The legalization of marijuana is a hotly disputed topic. For the first time in decades, recreational marijuana is completely legal in a handful of states like Washington. Many other states are beginning to take similar measures in a path towards legalization but there is one unpleasant side effect that not many people think of. Whether recreational or medical, if you legalize marijuana, you need to establish proper protocols for how law enforcement will handle DUI laws as they pertain to marijuana consumption.
Motorists are being convicted of driving under the
influence of marijuana based on arbitrary state standards that have no
connection to whether the driver was actually impaired, says a study by
the nation’s largest auto club.
The problem is only growing as
more states contemplate legalizing the drug. At least three, and
possibly as many as 11 states, will vote this fall on ballot measures to
legalize marijuana for medicinal or recreational use, or both.
Legislation to legalize the drug has also been introduced in a half
Currently, six states where medical or recreational
marijuana use is legal – Colorado, Montana, Nevada, Ohio, Pennsylvania
and Washington – have set specific limits for THC, the chemical in
marijuana that makes people high, in drivers’ blood. But the study by
AAA’s safety foundation says the limits have no scientific basis and can
result in innocent drivers being convicted, and guilty drivers being
“There is understandably a strong desire by both
lawmakers and the public to create legal limits for marijuana impairment
in the same manner we do alcohol,” said Marshall Doney, AAA’s president
and CEO. “In the case of marijuana, this approach is flawed and not
supported by scientific research.”
Read more at: http://bit.ly/1T9wlzH
There are quite a lot of drawbacks to the constant flow of news that this generation is exposed to. It is great that we get to hear about the latest event while it is happening but that gives us very little time for fact checking and for information to really be understood. People regurgitate information based on just headlines.

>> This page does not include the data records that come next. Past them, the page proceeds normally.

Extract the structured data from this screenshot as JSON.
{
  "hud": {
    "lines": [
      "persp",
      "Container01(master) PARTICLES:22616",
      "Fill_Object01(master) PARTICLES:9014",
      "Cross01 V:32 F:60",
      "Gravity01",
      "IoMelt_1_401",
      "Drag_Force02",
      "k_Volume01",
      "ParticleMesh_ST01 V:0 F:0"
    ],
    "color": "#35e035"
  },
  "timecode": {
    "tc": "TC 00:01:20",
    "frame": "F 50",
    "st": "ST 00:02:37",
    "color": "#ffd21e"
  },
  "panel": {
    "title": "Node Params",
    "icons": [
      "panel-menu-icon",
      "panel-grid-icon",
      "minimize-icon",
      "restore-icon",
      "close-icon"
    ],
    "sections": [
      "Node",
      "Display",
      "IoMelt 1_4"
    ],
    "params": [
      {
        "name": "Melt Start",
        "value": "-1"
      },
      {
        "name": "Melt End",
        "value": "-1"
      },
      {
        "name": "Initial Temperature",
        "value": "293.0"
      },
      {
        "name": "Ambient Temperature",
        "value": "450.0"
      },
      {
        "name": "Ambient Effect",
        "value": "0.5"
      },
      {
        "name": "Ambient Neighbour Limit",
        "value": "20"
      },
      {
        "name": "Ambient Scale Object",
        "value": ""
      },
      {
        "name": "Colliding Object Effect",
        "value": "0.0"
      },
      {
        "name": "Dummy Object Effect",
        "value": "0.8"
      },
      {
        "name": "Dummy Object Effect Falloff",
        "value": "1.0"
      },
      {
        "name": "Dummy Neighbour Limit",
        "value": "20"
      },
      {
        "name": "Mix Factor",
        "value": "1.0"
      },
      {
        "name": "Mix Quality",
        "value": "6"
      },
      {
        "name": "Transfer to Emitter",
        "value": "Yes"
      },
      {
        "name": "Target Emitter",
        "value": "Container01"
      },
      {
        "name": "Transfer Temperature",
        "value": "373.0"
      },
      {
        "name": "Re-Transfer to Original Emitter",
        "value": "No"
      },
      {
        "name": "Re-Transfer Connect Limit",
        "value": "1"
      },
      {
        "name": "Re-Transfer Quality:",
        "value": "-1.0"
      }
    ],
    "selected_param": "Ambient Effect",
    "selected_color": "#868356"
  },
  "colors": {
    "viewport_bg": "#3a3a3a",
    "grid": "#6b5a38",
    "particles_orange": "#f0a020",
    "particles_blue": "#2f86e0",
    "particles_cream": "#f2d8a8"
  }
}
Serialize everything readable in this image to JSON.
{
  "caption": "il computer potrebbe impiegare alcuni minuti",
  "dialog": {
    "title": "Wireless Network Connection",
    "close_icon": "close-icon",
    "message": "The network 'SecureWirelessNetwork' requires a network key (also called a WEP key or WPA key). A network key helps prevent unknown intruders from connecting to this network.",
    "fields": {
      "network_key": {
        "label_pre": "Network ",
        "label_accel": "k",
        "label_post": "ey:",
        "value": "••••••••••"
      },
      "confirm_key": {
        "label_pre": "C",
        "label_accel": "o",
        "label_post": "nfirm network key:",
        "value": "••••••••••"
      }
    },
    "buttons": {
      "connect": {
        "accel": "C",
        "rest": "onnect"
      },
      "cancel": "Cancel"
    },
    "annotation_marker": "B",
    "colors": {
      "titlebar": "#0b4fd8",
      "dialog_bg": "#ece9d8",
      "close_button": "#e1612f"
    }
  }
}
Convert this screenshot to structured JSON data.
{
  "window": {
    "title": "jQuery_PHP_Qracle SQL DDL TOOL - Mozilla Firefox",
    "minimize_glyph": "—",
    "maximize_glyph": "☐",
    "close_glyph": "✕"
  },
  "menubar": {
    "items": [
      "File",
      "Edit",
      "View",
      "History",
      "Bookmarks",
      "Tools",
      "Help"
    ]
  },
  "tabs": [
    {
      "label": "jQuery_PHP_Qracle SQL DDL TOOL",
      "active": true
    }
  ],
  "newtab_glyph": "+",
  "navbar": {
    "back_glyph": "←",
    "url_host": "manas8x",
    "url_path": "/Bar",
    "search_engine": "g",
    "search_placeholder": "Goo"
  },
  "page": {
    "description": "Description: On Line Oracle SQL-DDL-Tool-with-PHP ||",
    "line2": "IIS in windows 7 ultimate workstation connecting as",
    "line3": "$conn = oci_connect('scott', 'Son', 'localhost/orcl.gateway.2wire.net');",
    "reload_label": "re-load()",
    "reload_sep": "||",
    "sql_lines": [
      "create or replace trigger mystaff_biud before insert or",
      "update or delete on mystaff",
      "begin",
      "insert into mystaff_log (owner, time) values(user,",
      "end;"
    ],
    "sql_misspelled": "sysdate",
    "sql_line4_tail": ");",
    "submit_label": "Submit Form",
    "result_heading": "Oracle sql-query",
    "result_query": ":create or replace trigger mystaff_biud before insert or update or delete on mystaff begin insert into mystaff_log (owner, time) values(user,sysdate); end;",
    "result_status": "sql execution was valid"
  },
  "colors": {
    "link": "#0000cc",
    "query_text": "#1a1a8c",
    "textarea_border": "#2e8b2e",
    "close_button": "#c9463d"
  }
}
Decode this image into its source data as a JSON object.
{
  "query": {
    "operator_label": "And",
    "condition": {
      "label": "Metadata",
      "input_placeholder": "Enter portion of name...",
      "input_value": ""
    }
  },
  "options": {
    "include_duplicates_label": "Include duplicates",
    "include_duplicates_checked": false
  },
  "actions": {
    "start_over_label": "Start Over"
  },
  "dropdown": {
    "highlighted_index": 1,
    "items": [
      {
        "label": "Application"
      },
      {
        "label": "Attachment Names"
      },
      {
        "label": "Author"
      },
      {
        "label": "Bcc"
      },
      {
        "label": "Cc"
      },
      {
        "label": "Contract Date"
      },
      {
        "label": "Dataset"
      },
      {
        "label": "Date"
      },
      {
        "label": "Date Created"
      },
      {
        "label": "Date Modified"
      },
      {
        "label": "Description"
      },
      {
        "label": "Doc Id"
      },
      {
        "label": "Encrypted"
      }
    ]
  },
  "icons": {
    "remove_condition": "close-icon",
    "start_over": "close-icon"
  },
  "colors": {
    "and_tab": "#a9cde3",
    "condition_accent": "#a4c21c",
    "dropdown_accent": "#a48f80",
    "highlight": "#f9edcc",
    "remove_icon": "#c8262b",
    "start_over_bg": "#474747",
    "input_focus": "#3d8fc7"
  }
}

So, if you’re wondering what the state of San Diego crime really is, take a look at this.
The overall crime rate in San Diego County increased in 2015 by six percent although the region’s violent crime rate was the second lowest since 1980. NBC 7’s Vanessa Herrera reports.
(Published Thursday, April 14, 2016)
The overall crime rate in San Diego County increased in 2015 by six percent although the region’s violent crime rate was the second lowest since 1980.
A new report released Wednesday by the San Diego Association of Governments (SANDAG) focused on crime trends.
The report, Thirty-Six Years of Crime in the San Diego Region: 1980 Through 2015, includes a breakdown of crime statistics by community.
More than 74,000 violent and property crimes were reported in 2015. That averages out to just more than 200 crimes per day.
Of those, 85 percent were property crimes.
Images showing the crime rates for San Diego County as released by SANDAG’s annual report.
Photo credit: SANDAG
San Diego County’s violent crime rate was the second lowest it’s been since 1980.
There were 10,938 violent crimes in 2015 including reports of homicide, rape, robbery, and aggravated assault.
“Despite this year’s uptick, the crime rate was still the second lowest since 1980,” Dr. Cynthia Burke, director of SANDAG’s Criminal Justice Research Division said in the agency’s news release. “And the region still has one of lowest crime rates in the nation.”
Read the report here.
SANDAG works to develop transportation, housing, open space, energy, public safety, and binational projects.